Edit: To add, I believe that as parents, our best teaching tool will be the way our kids view us using our phones. When, for what and how often. And I suck at it. I am way too prone to pulling out my phone and flipping through a feed at any idle moment. I know I need to set a better example. But we do have strict times, such as dinner or in certain social settings, where we don't. We need more of those times, and it is always a rewarding feeling when we do an activity as a family where I realize I didn't bother or even think to glance at my phone for hours. It is good to seek out more of those experiences, and our kids notice it.
That said, I would consider giving a young teen or pre-teen a cell phone to start teaching them how to use it in a healthy way rather than deny them entirely. Very many adults have addictive phone habits and you can't keep your kids from making their own choices forever.

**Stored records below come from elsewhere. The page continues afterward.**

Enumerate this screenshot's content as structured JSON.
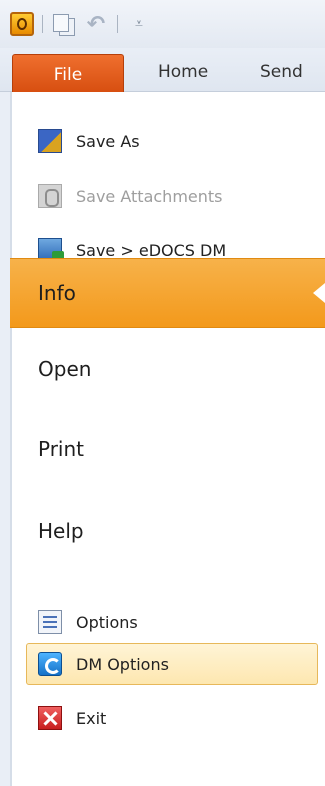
{
  "quick_access": {
    "app_icon": "outlook-icon",
    "save_icon": "save-icon",
    "undo_icon": "undo-icon",
    "customize_icon": "customize-icon",
    "customize_glyph": "⩡"
  },
  "tabs": {
    "file": "File",
    "home": "Home",
    "send": "Send"
  },
  "menu": {
    "commands_top": [
      {
        "label": "Save As",
        "icon": "save-as-icon",
        "enabled": true
      },
      {
        "label": "Save Attachments",
        "icon": "save-attachments-icon",
        "enabled": false
      },
      {
        "label": "Save > eDOCS DM",
        "icon": "save-edocs-icon",
        "enabled": true
      }
    ],
    "selected_nav": "Info",
    "nav": [
      "Open",
      "Print",
      "Help"
    ],
    "commands_bottom": [
      {
        "label": "Options",
        "icon": "options-icon"
      },
      {
        "label": "DM Options",
        "icon": "dm-options-icon"
      },
      {
        "label": "Exit",
        "icon": "exit-icon"
      }
    ]
  },
  "colors": {
    "file_tab": "#d64d0f",
    "selected_band": "#f3991b",
    "hover_highlight": "#fde7b0"
  }
}
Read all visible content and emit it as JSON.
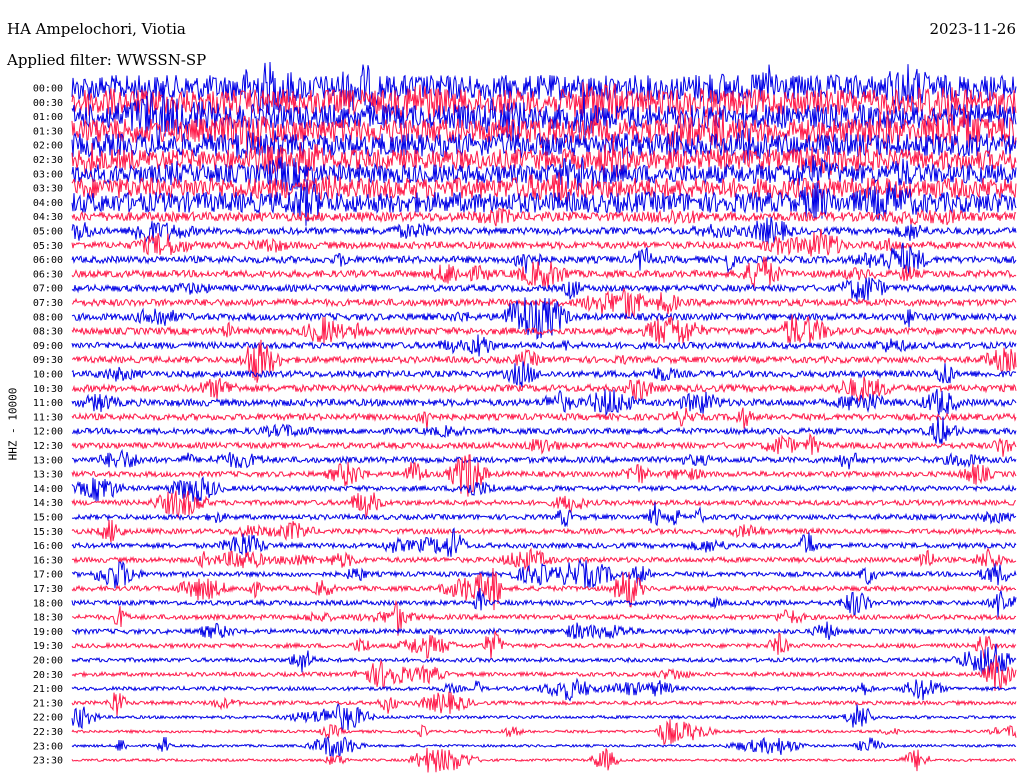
{
  "header": {
    "station": "HA Ampelochori, Viotia",
    "filter": "Applied filter: WWSSN-SP",
    "date": "2023-11-26"
  },
  "channel_label": "HHZ - 10000",
  "chart_data": {
    "type": "line",
    "title": "HA Ampelochori, Viotia",
    "subtitle": "Applied filter: WWSSN-SP",
    "date": "2023-11-26",
    "ylabel": "HHZ - 10000",
    "tick_labels": [
      "00:00",
      "00:30",
      "01:00",
      "01:30",
      "02:00",
      "02:30",
      "03:00",
      "03:30",
      "04:00",
      "04:30",
      "05:00",
      "05:30",
      "06:00",
      "06:30",
      "07:00",
      "07:30",
      "08:00",
      "08:30",
      "09:00",
      "09:30",
      "10:00",
      "10:30",
      "11:00",
      "11:30",
      "12:00",
      "12:30",
      "13:00",
      "13:30",
      "14:00",
      "14:30",
      "15:00",
      "15:30",
      "16:00",
      "16:30",
      "17:00",
      "17:30",
      "18:00",
      "18:30",
      "19:00",
      "19:30",
      "20:00",
      "20:30",
      "21:00",
      "21:30",
      "22:00",
      "22:30",
      "23:00",
      "23:30"
    ],
    "colors": [
      "#0000e6",
      "#ff1a4a"
    ],
    "relative_activity": [
      0.95,
      0.95,
      0.9,
      0.9,
      0.85,
      0.75,
      0.7,
      0.75,
      0.75,
      0.3,
      0.22,
      0.22,
      0.22,
      0.22,
      0.2,
      0.22,
      0.22,
      0.22,
      0.2,
      0.2,
      0.2,
      0.22,
      0.22,
      0.2,
      0.18,
      0.18,
      0.18,
      0.16,
      0.15,
      0.15,
      0.15,
      0.15,
      0.15,
      0.15,
      0.14,
      0.14,
      0.14,
      0.14,
      0.14,
      0.12,
      0.11,
      0.11,
      0.1,
      0.1,
      0.07,
      0.06,
      0.05,
      0.05
    ],
    "grid": false
  }
}
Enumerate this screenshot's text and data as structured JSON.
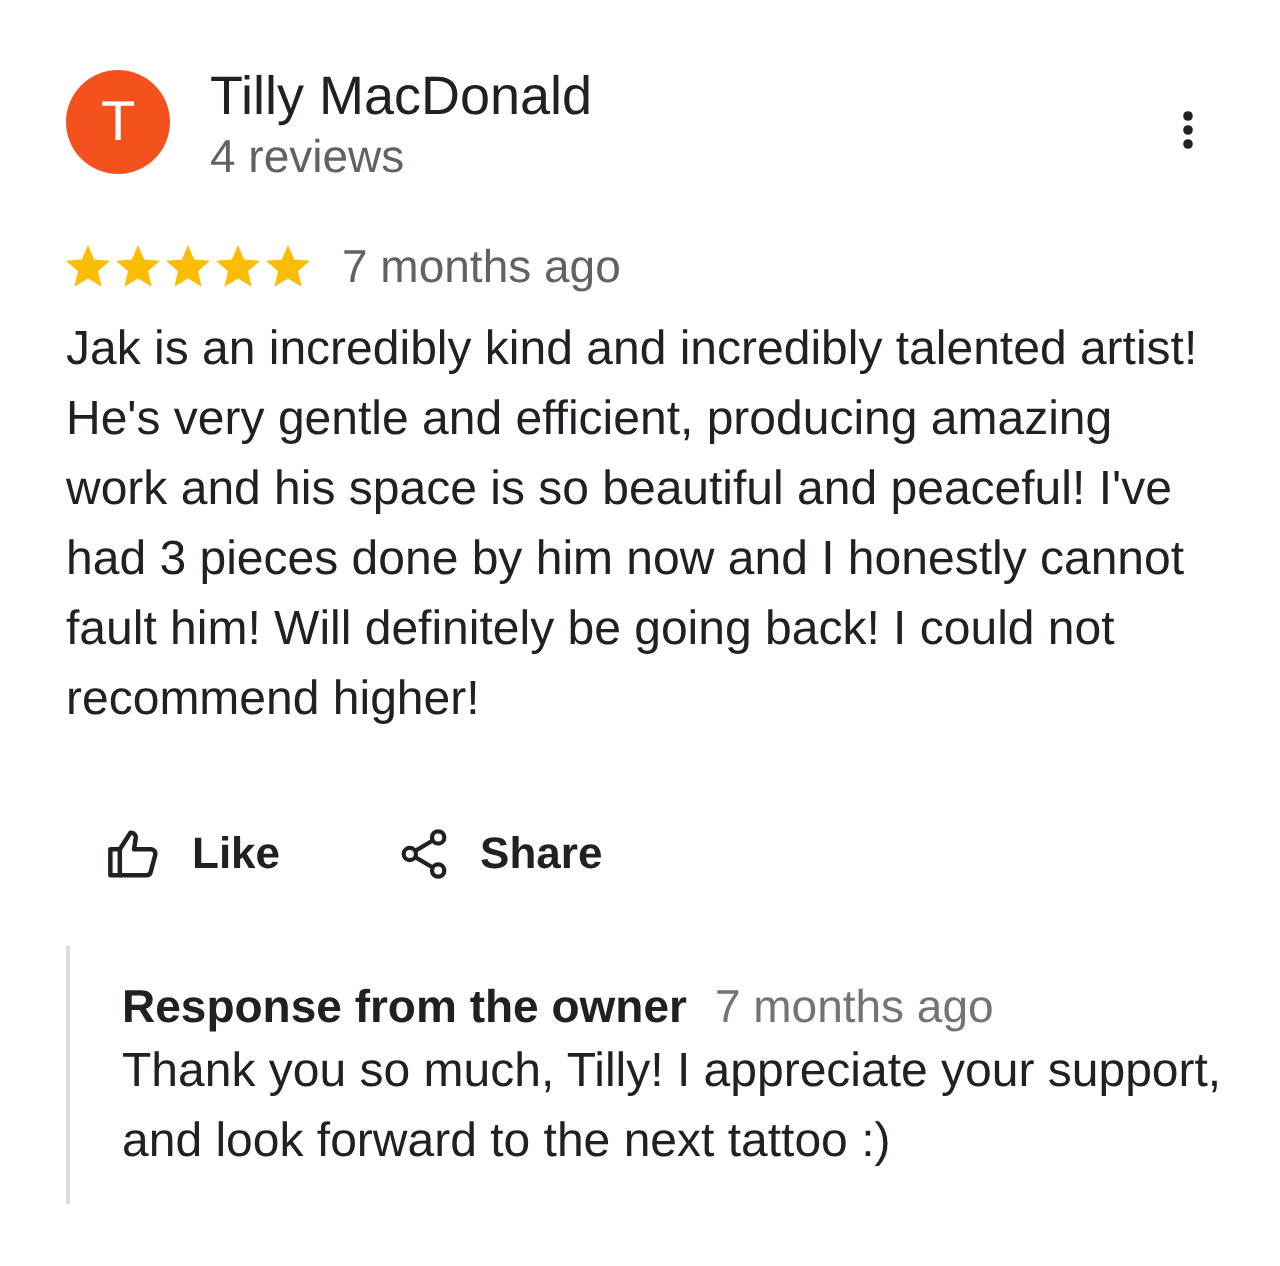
{
  "review": {
    "author": {
      "initial": "T",
      "name": "Tilly MacDonald",
      "review_count": "4 reviews"
    },
    "stars": 5,
    "time": "7 months ago",
    "text": "Jak is an incredibly kind and incredibly talented artist! He's very gentle and efficient, producing amazing work and his space is so beautiful and peaceful! I've had 3 pieces done by him now and I honestly cannot fault him! Will definitely be going back! I could not recommend higher!",
    "actions": [
      {
        "kind": "like",
        "label": "Like"
      },
      {
        "kind": "share",
        "label": "Share"
      }
    ]
  },
  "owner_response": {
    "title": "Response from the owner",
    "time": "7 months ago",
    "text": "Thank you so much, Tilly! I appreciate your support, and look forward to the next tattoo :)"
  }
}
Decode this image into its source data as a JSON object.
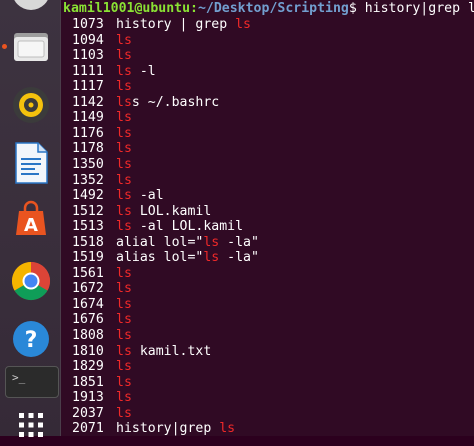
{
  "terminal": {
    "prompt": {
      "user_host": "kamil1001@ubuntu:",
      "path": "~/Desktop/Scripting",
      "symbol": "$ ",
      "command": "history|grep ls"
    },
    "highlight_color": "#ef2929",
    "lines": [
      {
        "num": "1073",
        "pre": "history | grep ",
        "hl": "ls",
        "post": ""
      },
      {
        "num": "1094",
        "pre": "",
        "hl": "ls",
        "post": ""
      },
      {
        "num": "1103",
        "pre": "",
        "hl": "ls",
        "post": ""
      },
      {
        "num": "1111",
        "pre": "",
        "hl": "ls",
        "post": " -l"
      },
      {
        "num": "1117",
        "pre": "",
        "hl": "ls",
        "post": ""
      },
      {
        "num": "1142",
        "pre": "",
        "hl": "ls",
        "post": "s ~/.bashrc"
      },
      {
        "num": "1149",
        "pre": "",
        "hl": "ls",
        "post": ""
      },
      {
        "num": "1176",
        "pre": "",
        "hl": "ls",
        "post": ""
      },
      {
        "num": "1178",
        "pre": "",
        "hl": "ls",
        "post": ""
      },
      {
        "num": "1350",
        "pre": "",
        "hl": "ls",
        "post": ""
      },
      {
        "num": "1352",
        "pre": "",
        "hl": "ls",
        "post": ""
      },
      {
        "num": "1492",
        "pre": "",
        "hl": "ls",
        "post": " -al"
      },
      {
        "num": "1512",
        "pre": "",
        "hl": "ls",
        "post": " LOL.kamil"
      },
      {
        "num": "1513",
        "pre": "",
        "hl": "ls",
        "post": " -al LOL.kamil"
      },
      {
        "num": "1518",
        "pre": "alial lol=\"",
        "hl": "ls",
        "post": " -la\""
      },
      {
        "num": "1519",
        "pre": "alias lol=\"",
        "hl": "ls",
        "post": " -la\""
      },
      {
        "num": "1561",
        "pre": "",
        "hl": "ls",
        "post": ""
      },
      {
        "num": "1672",
        "pre": "",
        "hl": "ls",
        "post": ""
      },
      {
        "num": "1674",
        "pre": "",
        "hl": "ls",
        "post": ""
      },
      {
        "num": "1676",
        "pre": "",
        "hl": "ls",
        "post": ""
      },
      {
        "num": "1808",
        "pre": "",
        "hl": "ls",
        "post": ""
      },
      {
        "num": "1810",
        "pre": "",
        "hl": "ls",
        "post": " kamil.txt"
      },
      {
        "num": "1829",
        "pre": "",
        "hl": "ls",
        "post": ""
      },
      {
        "num": "1851",
        "pre": "",
        "hl": "ls",
        "post": ""
      },
      {
        "num": "1913",
        "pre": "",
        "hl": "ls",
        "post": ""
      },
      {
        "num": "2037",
        "pre": "",
        "hl": "ls",
        "post": ""
      },
      {
        "num": "2071",
        "pre": "history|grep ",
        "hl": "ls",
        "post": ""
      }
    ]
  },
  "launcher": {
    "items": [
      {
        "icon": "files-icon"
      },
      {
        "icon": "rhythmbox-icon"
      },
      {
        "icon": "libreoffice-writer-icon"
      },
      {
        "icon": "ubuntu-software-icon"
      },
      {
        "icon": "chromium-icon"
      },
      {
        "icon": "help-icon"
      },
      {
        "icon": "terminal-icon",
        "label": ">_"
      },
      {
        "icon": "show-applications-icon"
      }
    ]
  }
}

Next year he goes to high-school. I'm considering what he will and wont need in that scenario.
When it became a reliable way to express meaning and feeling with other people. One can quibble about exactly when it became ubiquitous and high-bandwidth enough for that purpose, but for many people it's clearly that way now. Pining for the days when kids hung out at bowling alleys or overpasses is just nostalgia congealing into snobbishness.
Like before it was TV, then Radio, then... books maybe?
I guess the question is, is the internet worse or more addictive than these other distractions.
Because in most countries, a healthy, controlled exposure is what most teens experience, so that they learn how to handle alcohol responsibly.
In almost all of the USA, it's illegal to drink until you're 21.
Not teaching your children how to responsibly use a smartphone is the current problem.
Denying a child a smartphone, and then expecting them to magically be able to control such an addictive substance is arguably worse.
Be a better parent.
All I can see, reading this, is how similar that sounds to being grounded for the new normal teen. Its complete social isolation, and I hope the backlash the author receives from this article gets considered instead of some snarky 'your anger means I'm right' response.
> He would eat an entire bag of Nacho Cheese Doritos—the party-size bag—if left alone with the opportunity
This is hardly an example of an inability to make good decisions. This just shows the inability of these parents to let their kids learn on their own, and is creating the dependent teens they're trying to prevent.